Capitol Hill (CNSNews.com) - Texas Republican Congressman Richard Armey announced Wednesday that he will not run for re-election at the end of his current term in November 2002.
"The end of this 107th Congress is the time for me to stand down as Majority Leader and as a member of Congress; to take my leave of this place and the people I love so much; and to return home to my beloved 26th District of Texas; and, more importantly, to my beloved wife and family."
The 18-year Republican veteran of the House thanked the people of his congressional district for electing him nine times.
"How very privileged I am to have been given that trust, that responsibility, and the opportunity to serve the values I share with these good people," he said, "faith, freedom, safety, security, and peace in that order."
Armey focused much of his announcement on his family, and what his service in Congress had cost them.
"Too often our service to our nation is a disservice to our families. To our spouses, our years of service seem to be an unbroken string of broken promises and disappointments," he said. "It's as if they were single parents."
"Here's the good news. Throughout all the difficulties that only we who serve here can understand, I have kept the love of a good woman," he said, choking up. Members on both sides of the aisle responded with applause.
He then addressed his wife Susan.
"Honey, I want to thank you for all you years of sacrifice," Armey said, again choking back tears. The House gave Mrs. Armey, who was watching from the gallery, a standing ovation.
Listing by name his five children and their spouses, four grandchildren, his mother-in-law, his sister, and her son, Armey said, "I very much look forward to making up lost time with them."
He turned first to Democrats to say his goodbyes.
"We have many good contests. We are sometimes together, but we are more often in opposition. But, we always represent what we believe. Thank you, my friends. You are constant, consistent, and reliable," he said to the laughter and applause of both Democrats and Republicans.
Armey said what he called the "often too bitter contests" between the parties are not what have impressed him most about the body.
"I cherish the fact that when our country needed us to come together, we stood on the steps of this capitol and hand-in-hand, we sang 'God Bless America,'" he recalled to the applause of House members. "It is that feeling of unity, not the heated exchanges, that I will remember most fondly when I leave here."
Armey then told his fellow Republicans that they should be proud of the accomplishments of their "young majority."
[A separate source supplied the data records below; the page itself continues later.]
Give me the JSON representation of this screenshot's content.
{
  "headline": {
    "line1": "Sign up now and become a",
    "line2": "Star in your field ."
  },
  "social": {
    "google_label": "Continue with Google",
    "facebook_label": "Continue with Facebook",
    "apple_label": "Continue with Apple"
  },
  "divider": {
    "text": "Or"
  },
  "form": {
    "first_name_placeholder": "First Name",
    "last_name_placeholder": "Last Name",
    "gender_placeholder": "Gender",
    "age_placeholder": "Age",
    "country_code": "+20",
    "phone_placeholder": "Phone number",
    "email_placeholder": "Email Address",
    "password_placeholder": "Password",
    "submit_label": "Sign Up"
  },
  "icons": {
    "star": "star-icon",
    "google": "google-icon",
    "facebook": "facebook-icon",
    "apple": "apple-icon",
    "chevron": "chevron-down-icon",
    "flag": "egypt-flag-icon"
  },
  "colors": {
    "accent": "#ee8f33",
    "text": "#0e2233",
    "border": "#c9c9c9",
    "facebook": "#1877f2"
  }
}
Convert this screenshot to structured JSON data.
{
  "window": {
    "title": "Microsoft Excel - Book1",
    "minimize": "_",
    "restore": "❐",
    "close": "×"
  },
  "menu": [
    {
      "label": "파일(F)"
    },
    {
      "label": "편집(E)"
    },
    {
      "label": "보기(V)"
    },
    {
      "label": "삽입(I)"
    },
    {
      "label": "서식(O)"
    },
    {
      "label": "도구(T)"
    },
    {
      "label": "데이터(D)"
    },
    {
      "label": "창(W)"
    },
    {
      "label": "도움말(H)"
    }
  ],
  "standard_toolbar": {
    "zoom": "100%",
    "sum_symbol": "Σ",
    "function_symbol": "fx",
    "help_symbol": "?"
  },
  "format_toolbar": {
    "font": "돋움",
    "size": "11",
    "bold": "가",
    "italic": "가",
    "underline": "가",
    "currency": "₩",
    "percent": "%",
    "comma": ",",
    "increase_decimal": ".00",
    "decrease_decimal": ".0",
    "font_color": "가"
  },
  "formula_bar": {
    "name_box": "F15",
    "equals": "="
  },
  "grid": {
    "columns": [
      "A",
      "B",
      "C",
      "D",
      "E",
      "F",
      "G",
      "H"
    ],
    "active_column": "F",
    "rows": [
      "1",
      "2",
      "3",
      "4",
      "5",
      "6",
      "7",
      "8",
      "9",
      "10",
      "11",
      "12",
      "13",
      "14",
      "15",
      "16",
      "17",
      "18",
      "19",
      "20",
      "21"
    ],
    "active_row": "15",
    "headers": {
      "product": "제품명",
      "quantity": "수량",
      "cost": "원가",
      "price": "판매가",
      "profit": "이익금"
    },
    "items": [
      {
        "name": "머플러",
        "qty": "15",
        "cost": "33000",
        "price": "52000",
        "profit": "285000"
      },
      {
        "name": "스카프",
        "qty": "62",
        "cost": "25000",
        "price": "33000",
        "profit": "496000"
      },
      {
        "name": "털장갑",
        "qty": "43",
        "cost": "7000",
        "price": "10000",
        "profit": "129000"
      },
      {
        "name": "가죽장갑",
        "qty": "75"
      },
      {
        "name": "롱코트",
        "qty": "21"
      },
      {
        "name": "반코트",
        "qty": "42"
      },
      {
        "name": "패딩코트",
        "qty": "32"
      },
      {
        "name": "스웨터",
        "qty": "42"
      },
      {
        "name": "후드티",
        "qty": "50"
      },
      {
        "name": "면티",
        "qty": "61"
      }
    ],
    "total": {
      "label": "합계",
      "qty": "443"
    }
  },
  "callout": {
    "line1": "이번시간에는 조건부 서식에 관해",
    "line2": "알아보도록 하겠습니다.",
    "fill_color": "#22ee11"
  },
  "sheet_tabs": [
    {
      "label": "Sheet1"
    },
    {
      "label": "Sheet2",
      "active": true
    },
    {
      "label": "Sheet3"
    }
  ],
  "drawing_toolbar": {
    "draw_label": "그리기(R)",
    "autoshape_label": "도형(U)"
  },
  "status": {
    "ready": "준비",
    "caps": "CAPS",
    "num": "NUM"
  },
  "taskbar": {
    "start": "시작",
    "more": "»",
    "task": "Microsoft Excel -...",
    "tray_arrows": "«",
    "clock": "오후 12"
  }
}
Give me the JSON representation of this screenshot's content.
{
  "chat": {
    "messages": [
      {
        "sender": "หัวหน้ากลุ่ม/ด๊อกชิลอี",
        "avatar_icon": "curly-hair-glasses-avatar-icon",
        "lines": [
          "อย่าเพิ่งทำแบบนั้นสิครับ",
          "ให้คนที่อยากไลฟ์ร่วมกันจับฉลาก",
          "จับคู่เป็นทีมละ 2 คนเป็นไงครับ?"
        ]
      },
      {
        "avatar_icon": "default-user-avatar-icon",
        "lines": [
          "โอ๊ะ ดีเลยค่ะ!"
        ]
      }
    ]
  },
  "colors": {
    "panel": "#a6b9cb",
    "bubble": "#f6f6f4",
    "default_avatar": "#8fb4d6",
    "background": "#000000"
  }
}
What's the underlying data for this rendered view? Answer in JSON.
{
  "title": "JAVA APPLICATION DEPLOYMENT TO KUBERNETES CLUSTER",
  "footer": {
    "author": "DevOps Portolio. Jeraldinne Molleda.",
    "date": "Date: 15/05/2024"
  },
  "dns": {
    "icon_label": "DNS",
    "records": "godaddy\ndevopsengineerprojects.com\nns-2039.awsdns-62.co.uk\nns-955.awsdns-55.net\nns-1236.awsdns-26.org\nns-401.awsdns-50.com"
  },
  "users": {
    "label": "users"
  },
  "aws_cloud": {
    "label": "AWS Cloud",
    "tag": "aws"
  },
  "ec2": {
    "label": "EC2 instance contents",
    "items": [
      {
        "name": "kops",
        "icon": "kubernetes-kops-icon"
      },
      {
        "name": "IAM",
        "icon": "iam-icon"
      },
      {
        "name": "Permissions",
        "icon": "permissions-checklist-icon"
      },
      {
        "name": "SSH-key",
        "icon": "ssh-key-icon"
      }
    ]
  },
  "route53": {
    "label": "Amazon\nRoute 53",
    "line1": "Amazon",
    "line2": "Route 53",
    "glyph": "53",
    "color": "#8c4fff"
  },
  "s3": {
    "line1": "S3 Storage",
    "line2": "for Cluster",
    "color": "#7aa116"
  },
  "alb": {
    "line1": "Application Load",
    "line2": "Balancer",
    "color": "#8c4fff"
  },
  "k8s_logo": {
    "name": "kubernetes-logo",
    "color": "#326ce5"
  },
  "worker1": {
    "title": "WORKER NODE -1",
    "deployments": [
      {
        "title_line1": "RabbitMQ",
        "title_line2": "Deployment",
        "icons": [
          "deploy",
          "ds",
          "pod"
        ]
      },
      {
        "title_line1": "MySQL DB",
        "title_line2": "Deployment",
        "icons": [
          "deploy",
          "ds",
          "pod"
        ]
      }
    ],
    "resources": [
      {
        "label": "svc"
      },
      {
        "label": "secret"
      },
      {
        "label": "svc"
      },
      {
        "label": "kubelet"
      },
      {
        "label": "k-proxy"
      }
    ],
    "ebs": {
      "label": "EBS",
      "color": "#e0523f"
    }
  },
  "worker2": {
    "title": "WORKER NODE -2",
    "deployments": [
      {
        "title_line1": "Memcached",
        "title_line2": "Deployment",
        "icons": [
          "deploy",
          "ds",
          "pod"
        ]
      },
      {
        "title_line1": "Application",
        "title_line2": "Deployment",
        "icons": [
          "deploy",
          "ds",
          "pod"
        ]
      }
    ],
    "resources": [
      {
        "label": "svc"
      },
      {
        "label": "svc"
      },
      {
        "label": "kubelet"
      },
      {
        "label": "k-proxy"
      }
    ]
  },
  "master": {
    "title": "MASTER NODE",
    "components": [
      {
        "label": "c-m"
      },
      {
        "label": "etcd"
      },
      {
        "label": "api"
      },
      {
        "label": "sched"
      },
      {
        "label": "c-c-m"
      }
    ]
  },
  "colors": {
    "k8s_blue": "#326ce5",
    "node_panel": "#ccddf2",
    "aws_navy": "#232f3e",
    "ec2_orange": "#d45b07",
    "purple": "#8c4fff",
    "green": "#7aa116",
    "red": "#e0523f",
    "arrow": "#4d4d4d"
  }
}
"Twice, now, we've lowered the tax burden on America's working families and left them more in charge of their own hard-earned money," he said. "We reformed a failed welfare system in a way that has saved families. We honored the American people's prosperity by our spending restraint, and we turned government deficits into hard-won surpluses."
Armey singled out House Speaker Dennis Hastert (R-Ill.) for special praise.
"Mr. Speaker, you are, in my life's experience, more than anybody else I've ever known, the right man to step up to provide the right leadership at the right time, for all the right reasons, and I thank you. May God bless you."
Hastert said he was surprised by Armey's decision.
"But I understand his motivations for leaving. As always with Dick Armey, those motivations were based on the highest principles," Hastert said in a statement, referring to Armey as one of his closest friends. "He will leave at the end of his term with the knowledge that he has made this Congress a better place."
Armey remembered several historical events that have marked his time in Congress.
"America halted the march of communism in our hemisphere. We inspired the demise of its tyranny in Eastern Europe. The Cold War ended on our terms. The Soviet Union collapsed. The Berlin Wall fell. We won the Gulf War and, as we speak, we are removing the scourge of terrorism from the globe," he said.
"Peace through strength and supply side economics changed this world for the better. Because the American people champion liberty, more people live free today than at anytime in the world's history. Yet, there is more to be done," he concluded, "and it is America who will lead the way."
Armey said that, while he is saddened in announcing his retirement, he is consoled by the fact that he has one year of service remaining in the House.
"One more year in the leadership of this body. I'm looking forward to that being the best year ever," he said. "We are just completing an outstanding legislative year, and we will do even more next year, and I don't intend to miss a minute of it."
Early speculation has House Majority Whip Tom Delay (R-Texas) as the favorite to replace Armey as Majority Leader in 2003, and Delay is said to already be lobbying for the post.